6. We must have done some things right, if 100% of the participants would strongly recommend our training initiative to others. This was always one of the final questions in our feedback questionnaires.
In the aftermath of this first DLP programme, I can say that the programme was more than the sum of its parts: a statement that is undoubtedly backed by the experience of our first group of participants, who will soon become the first alumni of etma. It was certainly a pleasure for me to get to know this select group of people who asked themselves what they can do to improve the businesses they work in, how they can contribute to better cope with the ongoing revolution in the media industry. And I’m glad they decided to do so with etma, a decision that deserves my deepest respect. Even more so since I am well aware that the participation in our programme also required to devote considerable time and personal efforts to the subject matter on our agenda. I thank our first cohort of students for having made this first year such a rich and fruitful experience and I wish them good luck for all their future ventures!
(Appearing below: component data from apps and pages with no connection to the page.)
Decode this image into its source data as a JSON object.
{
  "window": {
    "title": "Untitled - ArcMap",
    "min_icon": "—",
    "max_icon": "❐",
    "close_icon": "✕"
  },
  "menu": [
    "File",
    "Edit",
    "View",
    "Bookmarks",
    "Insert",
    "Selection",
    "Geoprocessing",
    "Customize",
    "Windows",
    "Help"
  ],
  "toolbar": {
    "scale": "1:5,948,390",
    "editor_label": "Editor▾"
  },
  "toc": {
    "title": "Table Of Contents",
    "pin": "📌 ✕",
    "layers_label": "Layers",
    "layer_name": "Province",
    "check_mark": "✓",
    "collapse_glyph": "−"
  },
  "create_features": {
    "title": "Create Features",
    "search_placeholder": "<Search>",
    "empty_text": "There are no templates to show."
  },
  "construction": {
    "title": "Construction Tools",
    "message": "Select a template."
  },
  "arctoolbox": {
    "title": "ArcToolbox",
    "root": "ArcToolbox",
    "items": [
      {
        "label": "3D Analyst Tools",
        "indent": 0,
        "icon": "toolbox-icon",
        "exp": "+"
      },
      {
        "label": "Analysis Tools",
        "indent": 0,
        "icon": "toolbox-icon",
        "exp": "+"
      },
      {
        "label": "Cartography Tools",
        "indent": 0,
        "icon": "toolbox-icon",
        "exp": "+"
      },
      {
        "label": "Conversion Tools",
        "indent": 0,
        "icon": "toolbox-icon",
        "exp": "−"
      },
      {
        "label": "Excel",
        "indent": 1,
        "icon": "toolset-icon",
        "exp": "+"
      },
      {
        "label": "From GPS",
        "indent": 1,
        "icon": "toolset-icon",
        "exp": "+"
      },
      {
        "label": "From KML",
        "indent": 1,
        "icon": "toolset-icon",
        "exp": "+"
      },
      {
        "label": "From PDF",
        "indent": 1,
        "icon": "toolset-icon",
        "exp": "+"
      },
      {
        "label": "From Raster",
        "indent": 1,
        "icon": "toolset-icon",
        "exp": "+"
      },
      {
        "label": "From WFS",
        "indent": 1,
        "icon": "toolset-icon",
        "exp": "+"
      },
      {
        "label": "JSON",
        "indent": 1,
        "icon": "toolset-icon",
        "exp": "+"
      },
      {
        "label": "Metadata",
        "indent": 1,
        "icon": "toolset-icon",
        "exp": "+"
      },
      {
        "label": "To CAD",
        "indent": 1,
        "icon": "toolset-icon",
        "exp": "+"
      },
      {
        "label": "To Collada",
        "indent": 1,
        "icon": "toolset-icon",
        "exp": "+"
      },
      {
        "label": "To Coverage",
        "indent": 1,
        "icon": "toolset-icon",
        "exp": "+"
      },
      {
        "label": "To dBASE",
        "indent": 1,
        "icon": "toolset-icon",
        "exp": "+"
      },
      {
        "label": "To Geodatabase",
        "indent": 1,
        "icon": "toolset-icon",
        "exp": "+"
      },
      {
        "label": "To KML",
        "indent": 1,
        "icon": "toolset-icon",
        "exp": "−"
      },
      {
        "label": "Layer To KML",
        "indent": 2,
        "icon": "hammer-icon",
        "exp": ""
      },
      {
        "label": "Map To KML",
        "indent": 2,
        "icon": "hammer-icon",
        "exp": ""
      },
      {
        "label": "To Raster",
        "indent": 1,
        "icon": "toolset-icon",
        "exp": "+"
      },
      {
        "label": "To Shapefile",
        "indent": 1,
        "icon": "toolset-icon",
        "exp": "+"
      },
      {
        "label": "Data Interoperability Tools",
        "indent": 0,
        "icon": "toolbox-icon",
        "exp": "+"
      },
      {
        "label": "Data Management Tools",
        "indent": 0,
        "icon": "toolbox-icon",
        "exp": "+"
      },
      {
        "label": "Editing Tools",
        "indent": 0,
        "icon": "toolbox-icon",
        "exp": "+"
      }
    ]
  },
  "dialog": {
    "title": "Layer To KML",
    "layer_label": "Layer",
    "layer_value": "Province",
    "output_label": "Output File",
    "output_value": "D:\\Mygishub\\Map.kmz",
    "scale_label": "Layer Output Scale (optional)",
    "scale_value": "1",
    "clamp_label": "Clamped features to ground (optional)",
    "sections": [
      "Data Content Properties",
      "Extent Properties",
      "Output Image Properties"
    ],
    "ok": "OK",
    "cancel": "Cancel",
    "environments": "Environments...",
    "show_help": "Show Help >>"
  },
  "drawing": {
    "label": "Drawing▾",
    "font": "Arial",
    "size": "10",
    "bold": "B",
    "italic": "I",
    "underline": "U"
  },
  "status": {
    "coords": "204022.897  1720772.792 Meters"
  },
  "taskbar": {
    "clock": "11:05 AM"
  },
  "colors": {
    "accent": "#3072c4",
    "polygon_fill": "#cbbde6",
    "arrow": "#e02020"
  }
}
I am very much looking forward to seeing them again soon during one of our future alumni events here in Strasbourg.
Credits for advice, tuition and continuous support go to:
Deutsche Bank AG, Alegro Capital, Bournemouth University (BU), The Centre for Excellence in Media Practice (CEMP), The Faculty for Marketing and Media at Bauhaus University Weimar, Media Akademie Hilversum, Norges Kreative Fagskole, Banff Executive Leadership Inc., Hamburg Media School (HMS), Cable Europe, Association of Commercial Television in Europe (ACT), European Broadcasting Union (EBU), International Institute for Television Leadership (IITL), European Documentary Network (EDN), The European Audiovisual Observatory (EAO), Hubert Burda Media, Cable and Telecoms Association for Marketing (CTAM EUROPE), PBS International, Humanist Broadcasting Foundation, TV France International, ProSiebenSat.1 Media AG, The Knowledge Network, Filmförderung Baden-Württemberg, Iconoval, TV2 Hungary, Al Jazeera Children’s Channel, Documentary Campus Germany, Alsace International, Mediametrie (EURODATA), Sanoma Magazines Belgium, Cernum, Apple EUROPE, Green House, CIRCOM Regional, The Knowledge Network, Institute of Documentary Film, Belgian Institute for Postal services and Telecommunications (IBPT), ARTE, MEDIA Programme 2007 of the European Union, Région Alsace, Conseil General du Bas-Rhin, Communauté Urbaine de Strasbourg